Hardcover
Paperback Harry Potter and the Order of the Phoenix

Hardcover
Paperback

If You Like J.K. Rowling, You'll Love These Authors…

Cornelia Funke Eoin Colfer Garth Nix

New Novels to Keep You Busy


Cry of the Icemark
The Dark Hills Divide
Singer of All Songs
The Game of Sunken Places
Children of the Lamp
Dragon Rider

Authors Younger Potter Fans Should Try…

Geronimo Stilton Andy Griffiths Dav Pilkey

While You Wait
Hot New Series for Potter Fans


Charlie Bone
Guardians of Ga'hoole
Keys to the Kingdom
Underland Chronicles
Dragons of Deltora

A Few Words from Mary GrandPré
"When I illustrate a cover or a book, I draw upon what the author tells me; that's how I see my responsibility as an illustrator. J.K. Rowling is very descriptive in her writing--she gives an illustrator a lot to work with. Each story is packed full of rich visual descriptions of the atmosphere, the mood, the setting, and all the different creatures and people. She makes it easy for me. The images just develop as I sketch and retrace until it feels right and matches her vision." Check out more Harry Potter art from illustrator Mary GrandPré.

Did You Know?

The Little White Horse was J.K. Rowling's favorite book as a child. Jane Austen is Rowling's favorite author. Roddy Doyle is Rowling's favorite living writer.

(retrieved from Amazon Thu, 12 Mar 2015 18:11:23 -0400)

(see all 10 descriptions)

Sixth-year Hogwarts student Harry Potter gains valuable insights into the boy Voldemort once was, even as his own world is transformed by maturing friendships, schoolwork assistance from an unexpected source, and devastating losses.

» see all 22 descriptions

Quick Links

Popular covers

Rating

Average: (4.36)
0.5 9
1 80
1.5 36
2 378
2.5 123
3 2055
3.5 567
4 6123
4.5 927
5 10616

Audible.com
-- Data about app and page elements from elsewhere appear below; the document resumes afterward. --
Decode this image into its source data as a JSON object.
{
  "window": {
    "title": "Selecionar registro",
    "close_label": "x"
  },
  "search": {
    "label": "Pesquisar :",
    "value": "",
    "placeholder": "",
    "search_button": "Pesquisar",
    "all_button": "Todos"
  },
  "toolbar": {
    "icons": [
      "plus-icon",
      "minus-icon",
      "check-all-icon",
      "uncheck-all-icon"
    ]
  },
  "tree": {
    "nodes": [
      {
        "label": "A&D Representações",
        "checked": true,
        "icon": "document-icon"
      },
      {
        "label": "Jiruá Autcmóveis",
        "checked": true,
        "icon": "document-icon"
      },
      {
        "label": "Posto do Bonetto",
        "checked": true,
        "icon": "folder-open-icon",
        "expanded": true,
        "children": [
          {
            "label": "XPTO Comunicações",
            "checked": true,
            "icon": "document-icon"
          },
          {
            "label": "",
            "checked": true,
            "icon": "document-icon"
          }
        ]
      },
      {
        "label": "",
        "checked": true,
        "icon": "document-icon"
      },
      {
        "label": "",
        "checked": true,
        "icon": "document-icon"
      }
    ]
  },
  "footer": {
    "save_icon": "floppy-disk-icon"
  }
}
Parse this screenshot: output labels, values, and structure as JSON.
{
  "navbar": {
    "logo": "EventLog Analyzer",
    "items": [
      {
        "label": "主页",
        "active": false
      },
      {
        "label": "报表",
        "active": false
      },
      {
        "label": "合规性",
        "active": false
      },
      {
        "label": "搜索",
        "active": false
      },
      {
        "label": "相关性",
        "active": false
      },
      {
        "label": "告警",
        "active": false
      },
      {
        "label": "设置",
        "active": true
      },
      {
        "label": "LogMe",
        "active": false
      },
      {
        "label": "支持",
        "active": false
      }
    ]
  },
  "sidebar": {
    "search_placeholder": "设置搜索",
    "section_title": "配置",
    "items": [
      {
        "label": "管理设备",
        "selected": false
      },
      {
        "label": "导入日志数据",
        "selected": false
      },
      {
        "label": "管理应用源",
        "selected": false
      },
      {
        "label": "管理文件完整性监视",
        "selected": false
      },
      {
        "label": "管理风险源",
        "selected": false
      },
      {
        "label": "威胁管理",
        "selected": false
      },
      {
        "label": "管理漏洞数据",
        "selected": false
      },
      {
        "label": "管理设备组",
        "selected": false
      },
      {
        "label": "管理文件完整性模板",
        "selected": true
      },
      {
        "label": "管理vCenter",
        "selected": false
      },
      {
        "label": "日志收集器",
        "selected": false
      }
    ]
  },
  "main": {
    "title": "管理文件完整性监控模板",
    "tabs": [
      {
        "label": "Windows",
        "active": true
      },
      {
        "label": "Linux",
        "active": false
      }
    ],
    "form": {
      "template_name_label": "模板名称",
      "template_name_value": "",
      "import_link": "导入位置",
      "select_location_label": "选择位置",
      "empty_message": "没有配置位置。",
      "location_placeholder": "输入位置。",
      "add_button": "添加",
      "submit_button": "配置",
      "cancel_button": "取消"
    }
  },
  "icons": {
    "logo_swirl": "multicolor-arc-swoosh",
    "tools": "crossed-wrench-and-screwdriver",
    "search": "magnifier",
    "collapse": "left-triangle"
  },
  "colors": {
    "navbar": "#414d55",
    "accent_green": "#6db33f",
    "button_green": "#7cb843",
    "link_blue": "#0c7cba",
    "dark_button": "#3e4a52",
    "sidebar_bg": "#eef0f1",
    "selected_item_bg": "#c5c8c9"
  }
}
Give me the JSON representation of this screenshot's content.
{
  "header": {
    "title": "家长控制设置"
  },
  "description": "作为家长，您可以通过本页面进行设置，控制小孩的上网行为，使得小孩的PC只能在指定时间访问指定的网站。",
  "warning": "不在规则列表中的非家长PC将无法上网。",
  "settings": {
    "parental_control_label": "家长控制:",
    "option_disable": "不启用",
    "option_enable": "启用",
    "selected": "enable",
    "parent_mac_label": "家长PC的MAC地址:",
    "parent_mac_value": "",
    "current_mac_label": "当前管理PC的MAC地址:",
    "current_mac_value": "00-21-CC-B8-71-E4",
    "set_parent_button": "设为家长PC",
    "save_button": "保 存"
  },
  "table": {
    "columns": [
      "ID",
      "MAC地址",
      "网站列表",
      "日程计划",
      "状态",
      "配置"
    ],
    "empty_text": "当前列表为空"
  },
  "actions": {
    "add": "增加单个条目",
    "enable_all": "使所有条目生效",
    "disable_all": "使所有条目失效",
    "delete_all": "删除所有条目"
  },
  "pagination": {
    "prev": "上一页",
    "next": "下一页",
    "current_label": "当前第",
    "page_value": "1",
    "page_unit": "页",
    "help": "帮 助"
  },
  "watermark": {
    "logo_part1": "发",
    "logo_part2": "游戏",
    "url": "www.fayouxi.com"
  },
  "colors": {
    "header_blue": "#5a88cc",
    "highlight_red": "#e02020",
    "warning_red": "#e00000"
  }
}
3 editions of this book were published by Audible.com.

See editions

Is this you?

Become a LibraryThing Author.

 

You are using the new servers! | About | Privacy/Terms | Help/FAQs | Blog | Store | APIs | TinyCat | Legacy Libraries | Early Reviewers | Common Knowledge | 110,826,262 books! | Top bar: Always visible